“Those students, faculty and staff who did not change password were indeed ‘locked out.’ They had 14 days notice so in this case their procrastination hurt them,” Kelly said.

If a student is off campus they can indeed access the MyQ website and will then be prompted to change their password, Kelly said. Part of the problem was that users were on campus using BobcatNet, resulting in no other Internet connection once locked out.

Those who did not change their password before the deadline must visit the IT help desk in either the Arnold Bernard Library or Rocky Top Student Center, in order to change their password, Kelly said. Student workers help users fill out applications to update their passwords.

“We did send all users the instructions below via email everyday until the account expired. The instructions included steps to take in the event the account did expire. Again overall it went very smoothly. Users had 14 days that lasted 26 days in total.”

Once users change the passwords on their computers, they must do so on their smartphones or mobile devices or they will be locked out of the server again.

“For most people it was a pretty quick process but if they had a smartphone or other Internet device that connected to BobcatNet or QU email sometimes, they could get locked out again because those devices continued to try and connect with the old password,” said junior Corey Lynch, who works at both the York Hill and Mount Carmel IT help desks.

Students such as sophomore Rachel Conboy said she had a hassle-free experience changing her password. But, she noticed when logging in to buy a student ticket for the sporting events at the TD Bank Sport Center this weekend, she was unable to access the ticket website with her new password. Conboy said she was successful with her old password, and is unsure if the new password is in effect at all.
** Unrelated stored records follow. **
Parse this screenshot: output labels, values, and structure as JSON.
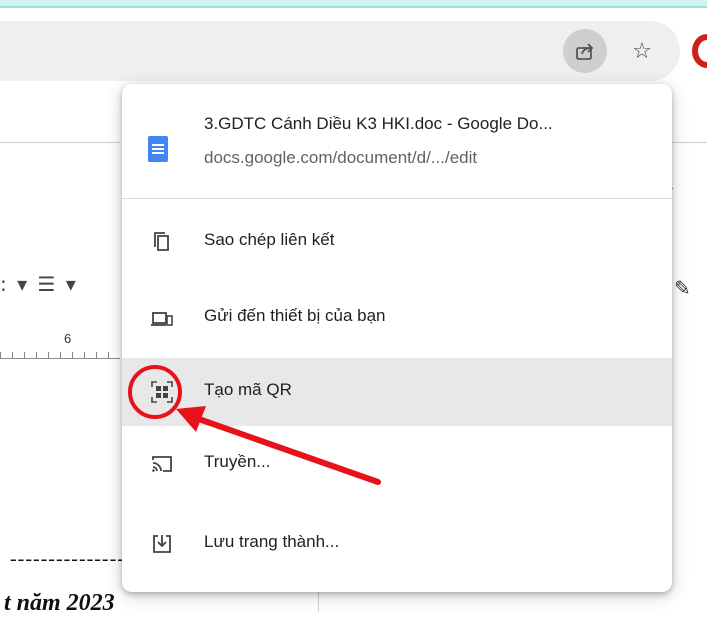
{
  "browser": {
    "share_icon": "share-icon",
    "bookmark_icon": "star-icon",
    "extension_icon": "opera-extension-icon"
  },
  "background_doc": {
    "ruler_number": "6",
    "dashes": "-------------------",
    "year_text": "t    năm 2023"
  },
  "share_menu": {
    "header": {
      "title": "3.GDTC Cánh Diều K3 HKI.doc - Google Do...",
      "url": "docs.google.com/document/d/.../edit",
      "icon": "google-docs-icon"
    },
    "items": [
      {
        "label": "Sao chép liên kết",
        "icon": "copy-icon"
      },
      {
        "label": "Gửi đến thiết bị của bạn",
        "icon": "send-to-device-icon"
      },
      {
        "label": "Tạo mã QR",
        "icon": "qr-code-icon",
        "highlighted": true
      },
      {
        "label": "Truyền...",
        "icon": "cast-icon"
      },
      {
        "label": "Lưu trang thành...",
        "icon": "save-page-icon"
      }
    ]
  },
  "colors": {
    "highlight": "#e8e8e8",
    "annotation_red": "#e8121c",
    "docs_blue": "#4285f4"
  }
}
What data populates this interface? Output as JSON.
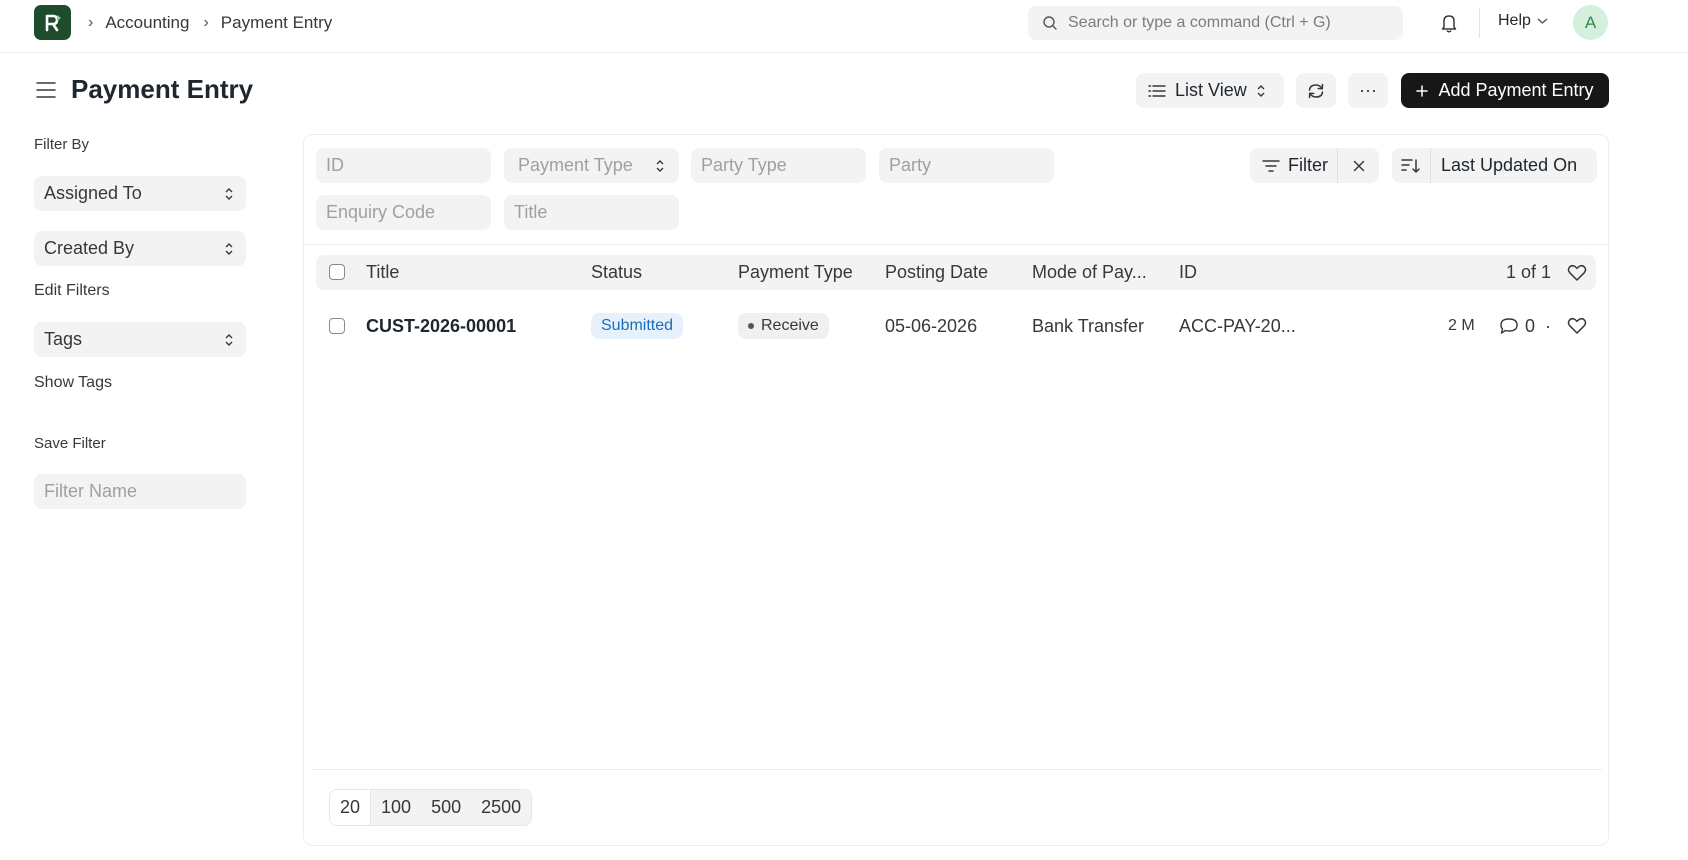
{
  "navbar": {
    "breadcrumbs": [
      "Accounting",
      "Payment Entry"
    ],
    "search_placeholder": "Search or type a command (Ctrl + G)",
    "help_label": "Help",
    "avatar_letter": "A"
  },
  "page": {
    "title": "Payment Entry",
    "list_view_label": "List View",
    "more_label": "···",
    "add_button_label": "Add Payment Entry"
  },
  "sidebar": {
    "filter_by_label": "Filter By",
    "assigned_to_label": "Assigned To",
    "created_by_label": "Created By",
    "edit_filters_label": "Edit Filters",
    "tags_label": "Tags",
    "show_tags_label": "Show Tags",
    "save_filter_label": "Save Filter",
    "filter_name_placeholder": "Filter Name"
  },
  "filters": {
    "id_placeholder": "ID",
    "payment_type_label": "Payment Type",
    "party_type_placeholder": "Party Type",
    "party_placeholder": "Party",
    "enquiry_code_placeholder": "Enquiry Code",
    "title_placeholder": "Title",
    "filter_label": "Filter",
    "sort_label": "Last Updated On"
  },
  "table": {
    "columns": [
      "Title",
      "Status",
      "Payment Type",
      "Posting Date",
      "Mode of Pay...",
      "ID"
    ],
    "count_label": "1 of 1",
    "rows": [
      {
        "title": "CUST-2026-00001",
        "status": "Submitted",
        "payment_type": "Receive",
        "posting_date": "05-06-2026",
        "mode_of_payment": "Bank Transfer",
        "id": "ACC-PAY-20...",
        "modified": "2 M",
        "comments": "0",
        "separator": "·"
      }
    ]
  },
  "pagination": {
    "sizes": [
      "20",
      "100",
      "500",
      "2500"
    ]
  },
  "colors": {
    "primary_button": "#171717",
    "logo_bg": "#1e4d2e",
    "status_submitted": "#1a6fb8",
    "avatar_bg": "#d4f0dd"
  }
}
“We did have emails and phone calls to both my staff and the Help Desk but given the total number of users on campus the volume or percentage of calls/emails was very low,” Kelly said.